“A man who lives on a narrow rural road in the foothills leading up to Skyline Blvd just north of the Helvetia area has become a lightning rod for community activism. People accuse him of repeated aggressive behaviors while driving his pickup near people riding bicycles, and some are concerned that it’s only a matter of time before his alleged verbal aggression and menacing actions lead to someone getting hurt…
The person accused of the aggressive (and illegal) behavior has been publicly identified as Scott Wheeler, a man who has written letters to his neighborhood newsletter about his interpretation of Oregon traffic law (he maintains that bicycles must pull off the road when a motor vehicle is trying to pass), and he has even filed a complaint with the Oregon State Bar against noted bike lawyer Ray Thomas for allegedly “circulating misleading legal information to the public.”
Aside from aggressive behavior towards bicycles in the area, this driver has gotten into the habit of tailgating the bicycles because he believes that they should pull over to let drivers pass. One cyclist wrote an account of this behavior.

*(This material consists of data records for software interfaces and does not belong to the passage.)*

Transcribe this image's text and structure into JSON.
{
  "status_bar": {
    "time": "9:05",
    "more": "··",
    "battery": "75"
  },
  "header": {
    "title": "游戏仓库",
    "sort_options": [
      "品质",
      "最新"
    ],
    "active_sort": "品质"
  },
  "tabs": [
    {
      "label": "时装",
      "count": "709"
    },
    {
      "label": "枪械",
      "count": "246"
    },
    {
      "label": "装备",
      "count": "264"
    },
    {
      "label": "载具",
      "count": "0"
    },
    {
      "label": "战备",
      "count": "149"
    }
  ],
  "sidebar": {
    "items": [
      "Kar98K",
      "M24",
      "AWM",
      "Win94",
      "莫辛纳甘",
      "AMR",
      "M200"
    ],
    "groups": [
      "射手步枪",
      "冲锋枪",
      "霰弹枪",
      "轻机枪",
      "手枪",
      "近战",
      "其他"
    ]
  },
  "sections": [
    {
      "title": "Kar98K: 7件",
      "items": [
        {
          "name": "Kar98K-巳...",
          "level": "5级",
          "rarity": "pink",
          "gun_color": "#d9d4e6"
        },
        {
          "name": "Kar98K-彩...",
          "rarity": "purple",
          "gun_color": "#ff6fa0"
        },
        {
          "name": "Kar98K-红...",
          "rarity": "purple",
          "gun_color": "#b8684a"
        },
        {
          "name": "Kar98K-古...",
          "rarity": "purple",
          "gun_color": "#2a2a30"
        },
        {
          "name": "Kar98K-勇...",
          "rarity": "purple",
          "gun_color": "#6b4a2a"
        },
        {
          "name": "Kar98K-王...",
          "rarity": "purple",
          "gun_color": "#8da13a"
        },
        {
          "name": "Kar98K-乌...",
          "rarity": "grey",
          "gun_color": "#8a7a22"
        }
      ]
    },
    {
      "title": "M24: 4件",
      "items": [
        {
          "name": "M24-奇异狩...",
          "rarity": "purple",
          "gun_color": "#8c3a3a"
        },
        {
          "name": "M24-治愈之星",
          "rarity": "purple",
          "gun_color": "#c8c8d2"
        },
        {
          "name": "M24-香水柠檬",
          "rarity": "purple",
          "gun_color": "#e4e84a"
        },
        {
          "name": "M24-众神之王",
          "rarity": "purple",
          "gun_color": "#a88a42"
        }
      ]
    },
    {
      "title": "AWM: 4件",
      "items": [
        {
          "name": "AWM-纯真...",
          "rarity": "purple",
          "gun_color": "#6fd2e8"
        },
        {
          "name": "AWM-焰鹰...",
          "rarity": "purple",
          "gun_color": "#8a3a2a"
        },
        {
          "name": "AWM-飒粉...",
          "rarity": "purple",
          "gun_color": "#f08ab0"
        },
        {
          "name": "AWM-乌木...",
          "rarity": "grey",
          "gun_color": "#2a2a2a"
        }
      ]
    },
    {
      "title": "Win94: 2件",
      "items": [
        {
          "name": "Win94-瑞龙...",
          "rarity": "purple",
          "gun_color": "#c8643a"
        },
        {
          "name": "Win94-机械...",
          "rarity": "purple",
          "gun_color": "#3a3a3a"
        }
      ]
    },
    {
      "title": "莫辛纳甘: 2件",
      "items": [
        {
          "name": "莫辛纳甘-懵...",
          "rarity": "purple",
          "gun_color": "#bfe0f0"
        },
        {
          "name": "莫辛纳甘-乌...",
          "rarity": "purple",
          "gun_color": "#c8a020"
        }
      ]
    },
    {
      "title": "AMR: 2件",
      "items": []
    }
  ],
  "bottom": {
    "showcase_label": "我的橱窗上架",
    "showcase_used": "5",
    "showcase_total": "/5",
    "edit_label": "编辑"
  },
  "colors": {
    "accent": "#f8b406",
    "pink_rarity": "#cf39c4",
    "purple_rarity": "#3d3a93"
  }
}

“I pulled to the far edge (borderline gravel) and signaled to pass (no on-coming traffic and at this point we were on a flat). He would not pass so I kept riding a SLOW pace (5 mph) until he felt comfortable to pass. He continued to honk and started creeping up on my back wheel. At this point, I do not know what he wants and I’m freaking out.
So I pull over into ditch/gravel and expected him to stop and explain what’s going on. He revs up and blasts past me w/in inches of my face. That freaked me out.”

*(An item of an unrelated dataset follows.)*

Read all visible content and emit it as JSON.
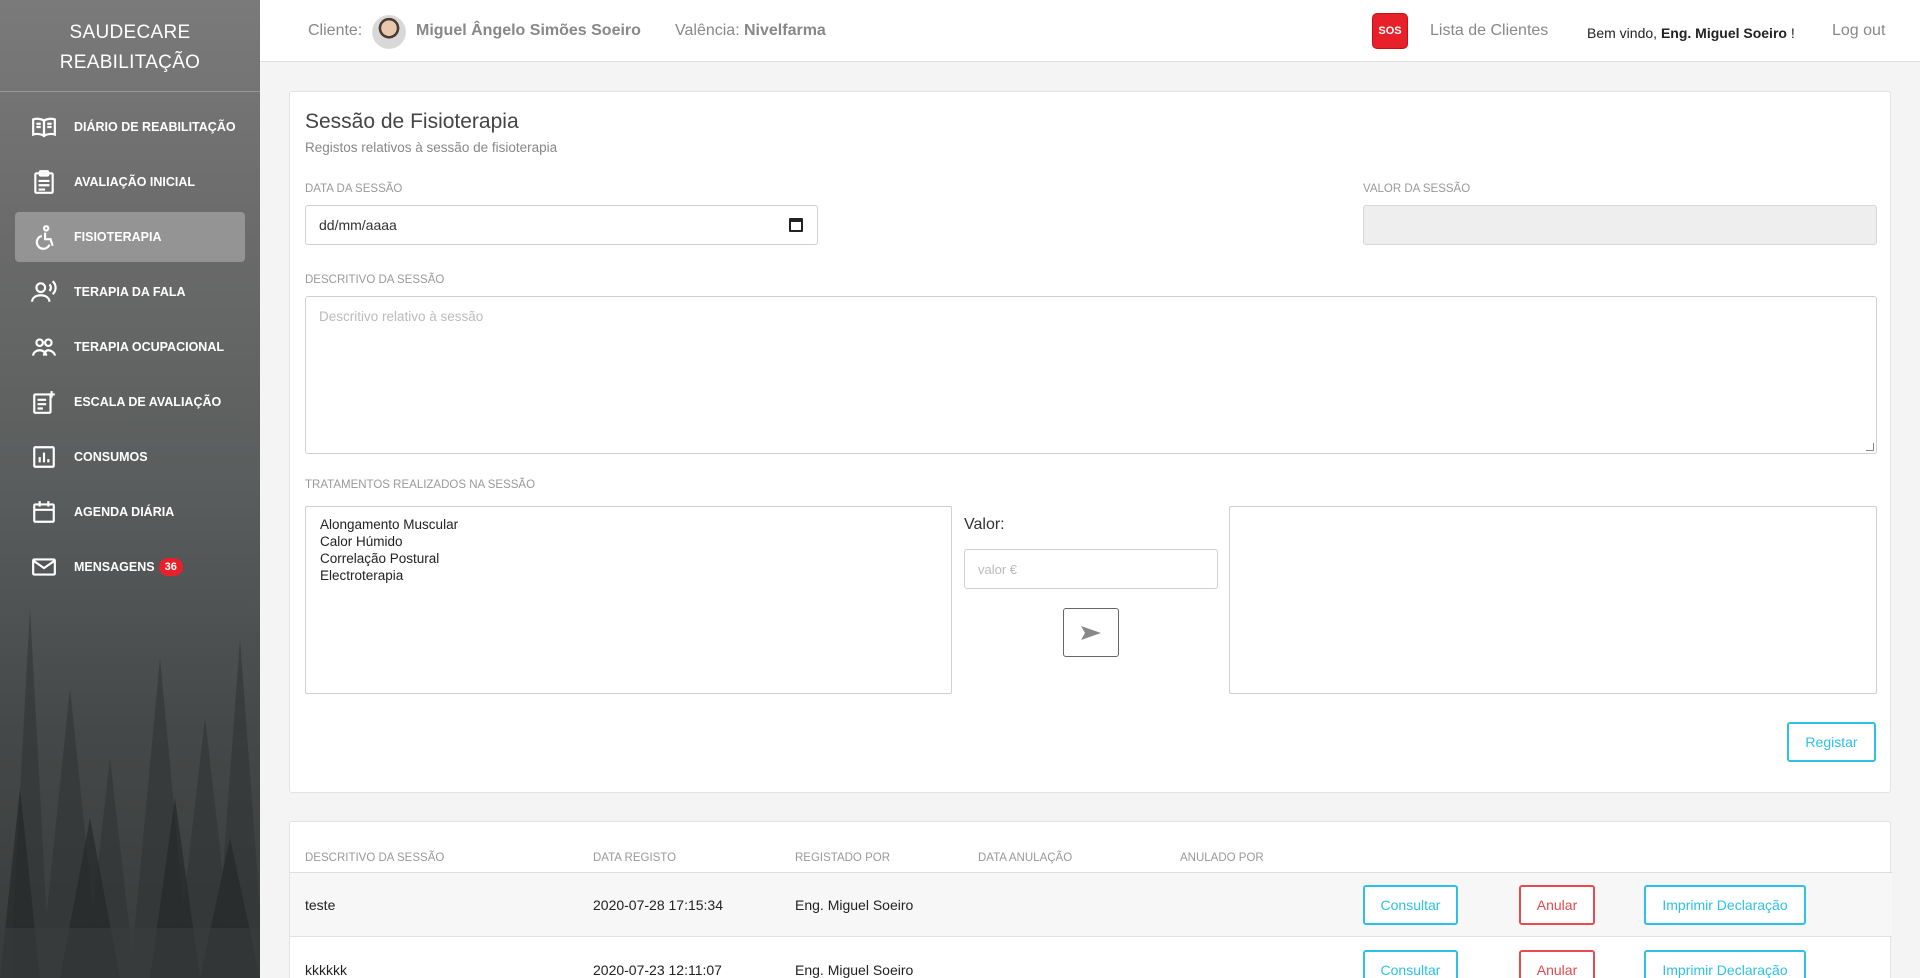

While this driver’s actions go beyond simple tailgating, not including bicycles in the laws which protect vehicles from being followed too closely, escalates the danger such cyclists face when confronted by an irate driver.
Oregon has a slow moving vehicle law. It requires slow moving vehicles to pull over to allow faster moving vehicles to pass. However, according to Ray Thomas, an expert on bike law, this doesn’t apply to bicycles since the law refers to vehicle “drivers,” not “riders.”

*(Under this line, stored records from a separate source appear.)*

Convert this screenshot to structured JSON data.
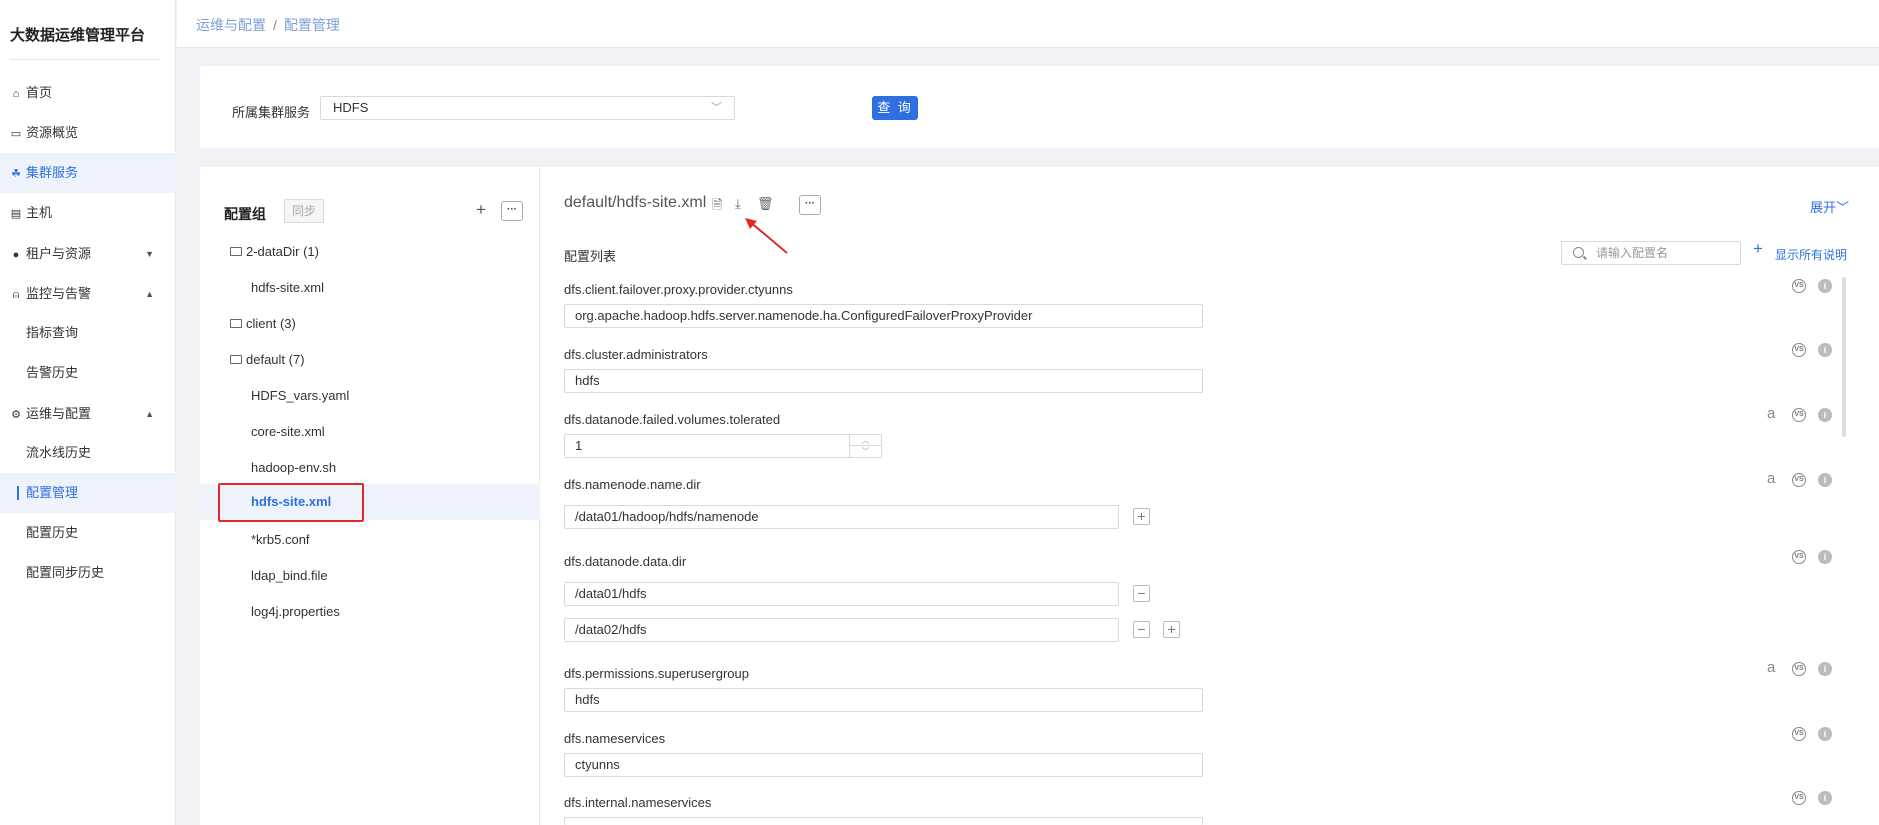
{
  "app_title": "大数据运维管理平台",
  "nav": [
    {
      "icon": "home-icon",
      "glyph": "⌂",
      "label": "首页"
    },
    {
      "icon": "monitor-icon",
      "glyph": "▭",
      "label": "资源概览"
    },
    {
      "icon": "cluster-icon",
      "glyph": "☘",
      "label": "集群服务"
    },
    {
      "icon": "server-icon",
      "glyph": "▤",
      "label": "主机"
    },
    {
      "icon": "user-icon",
      "glyph": "●",
      "label": "租户与资源"
    },
    {
      "icon": "bell-icon",
      "glyph": "⍝",
      "label": "监控与告警"
    },
    {
      "label": "指标查询"
    },
    {
      "label": "告警历史"
    },
    {
      "icon": "gear-icon",
      "glyph": "⚙",
      "label": "运维与配置"
    },
    {
      "label": "流水线历史"
    },
    {
      "label": "配置管理"
    },
    {
      "label": "配置历史"
    },
    {
      "label": "配置同步历史"
    }
  ],
  "breadcrumb": {
    "parent": "运维与配置",
    "separator": "/",
    "current": "配置管理"
  },
  "filter": {
    "label": "所属集群服务",
    "selected": "HDFS",
    "query_button": "查 询"
  },
  "groups": {
    "title": "配置组",
    "sync_button": "同步",
    "add": "+",
    "more": "···",
    "tree": [
      {
        "type": "folder",
        "label": "2-dataDir (1)"
      },
      {
        "type": "file",
        "label": "hdfs-site.xml"
      },
      {
        "type": "folder",
        "label": "client (3)"
      },
      {
        "type": "folder",
        "label": "default (7)"
      },
      {
        "type": "file",
        "label": "HDFS_vars.yaml"
      },
      {
        "type": "file",
        "label": "core-site.xml"
      },
      {
        "type": "file",
        "label": "hadoop-env.sh"
      },
      {
        "type": "file",
        "label": "hdfs-site.xml"
      },
      {
        "type": "file",
        "label": "*krb5.conf"
      },
      {
        "type": "file",
        "label": "ldap_bind.file"
      },
      {
        "type": "file",
        "label": "log4j.properties"
      }
    ]
  },
  "config": {
    "file_title": "default/hdfs-site.xml",
    "more": "···",
    "expand": "展开",
    "list_title": "配置列表",
    "search_placeholder": "请输入配置名",
    "add": "+",
    "show_all": "显示所有说明",
    "vs_label": "VS",
    "info_label": "i",
    "a_label": "a",
    "params": [
      {
        "name": "dfs.client.failover.proxy.provider.ctyunns",
        "value": "org.apache.hadoop.hdfs.server.namenode.ha.ConfiguredFailoverProxyProvider"
      },
      {
        "name": "dfs.cluster.administrators",
        "value": "hdfs"
      },
      {
        "name": "dfs.datanode.failed.volumes.tolerated",
        "value": "1"
      },
      {
        "name": "dfs.namenode.name.dir",
        "value": "/data01/hadoop/hdfs/namenode"
      },
      {
        "name": "dfs.datanode.data.dir",
        "values": [
          "/data01/hdfs",
          "/data02/hdfs"
        ]
      },
      {
        "name": "dfs.permissions.superusergroup",
        "value": "hdfs"
      },
      {
        "name": "dfs.nameservices",
        "value": "ctyunns"
      },
      {
        "name": "dfs.internal.nameservices",
        "value": ""
      }
    ]
  }
}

To further his anti-bicycle campaign, Wheeler (the aggressive driver) filed a complaint against Thomas with the State Bar, asking them to “censure Thomas for ‘circulating misinformation’ to the public. Wheeler requested that the OSB shut down Thomas’ website, remove two articles, and that Thomas’ firm pay for a $3 million educational campaign to ‘counteract the effects of a decade of misinformation on their website.’” Fortunately, Wheeler’s complaint was dismissed by the OSB who found no professional misconduct.
The refusal of drivers and elected officials to provide cyclists with the same protections afforded to drivers is just one more example of an entitlement mentality. By denying cyclists the right to be free from cars bearing down on their rear wheels, endangering their lives, the drivers are in effect saying that if you want to ride a bicycle on “our road,” you will have to endure our self-proclaimed right to strike you from behind, throwing you over the bike’s handlebars, and accept our attempts to force you off of the road, into a ditch.
This fight over tailgating, and whether one has a right to drive at a speed appropriate to their vehicle, on a shared road, is just one more attempt to assign ownership of the road exclusively to motor vehicles. What it boils down to is that some drivers don’t want bicycles on the road. And they will fight tooth and nail to keep cyclists from asserting their rights, and from attaining equal rights with drivers.
For this reason, cyclists must stay abreast of the laws designed to enhance their rights and safety on the roads. And when such laws fail to pass, cyclists must contact their elected officials to protest the diminution of their rights. Otherwise, aggressive driving will continue, unchecked, and more cyclists will lose life and limb when riding on “shared” roads.